╭─ The data

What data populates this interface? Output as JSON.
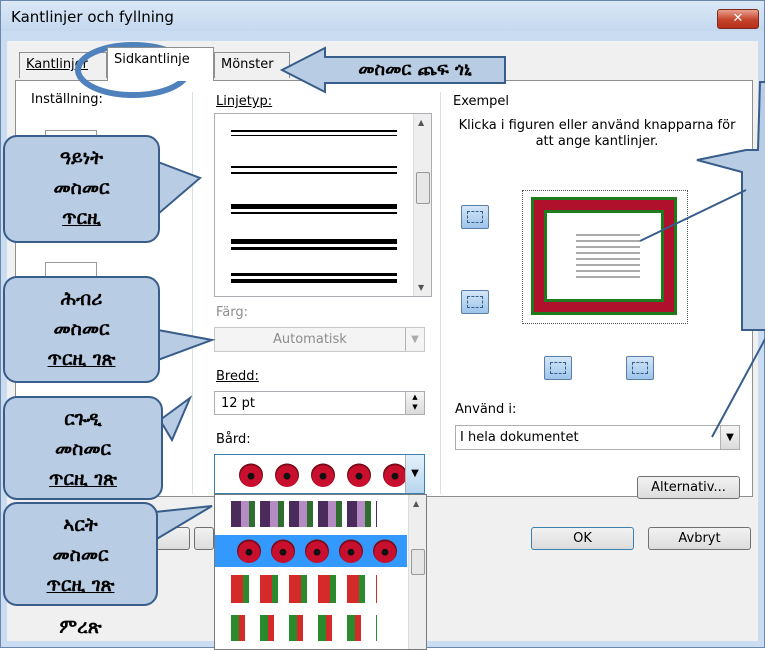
{
  "window": {
    "title": "Kantlinjer och fyllning",
    "close_glyph": "✕"
  },
  "tabs": [
    {
      "label": "Kantlinjer",
      "active": false
    },
    {
      "label": "Sidkantlinje",
      "active": true
    },
    {
      "label": "Mönster",
      "active": false
    }
  ],
  "setting": {
    "label": "Inställning:"
  },
  "linetype": {
    "label": "Linjetyp:"
  },
  "color": {
    "label": "Färg:",
    "value": "Automatisk"
  },
  "width": {
    "label": "Bredd:",
    "value": "12 pt"
  },
  "art": {
    "label": "Bård:"
  },
  "example": {
    "label": "Exempel",
    "hint": "Klicka i figuren eller använd knapparna för att ange kantlinjer."
  },
  "apply": {
    "label": "Använd i:",
    "value": "I hela dokumentet"
  },
  "buttons": {
    "options": "Alternativ...",
    "ok": "OK",
    "cancel": "Avbryt"
  },
  "annotations": {
    "tab_arrow": "መስመር ጨፍ ጎኒ",
    "style": [
      "ዓይነት",
      "መስመር",
      "ጥርዚ"
    ],
    "color": [
      "ሕብሪ",
      "መስመር",
      "ጥርዚ ገጽ"
    ],
    "width": [
      "ርጉዲ",
      "መስመር",
      "ጥርዚ ገጽ"
    ],
    "art": [
      "ኣርት",
      "መስመር",
      "ጥርዚ ገጽ",
      "ምረጽ"
    ]
  },
  "colors": {
    "callout_fill": "#b8cce4",
    "callout_border": "#385d8a",
    "highlight_oval": "#4f81bd",
    "selection": "#3399ff"
  }
}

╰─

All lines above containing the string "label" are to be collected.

      "label": "Kantlinjer",
      "label": "Sidkantlinje",
      "label": "Mönster",
    "label": "Inställning:"
    "label": "Linjetyp:"
    "label": "Färg:",
    "label": "Bredd:",
    "label": "Bård:"
    "label": "Exempel",
    "label": "Använd i:",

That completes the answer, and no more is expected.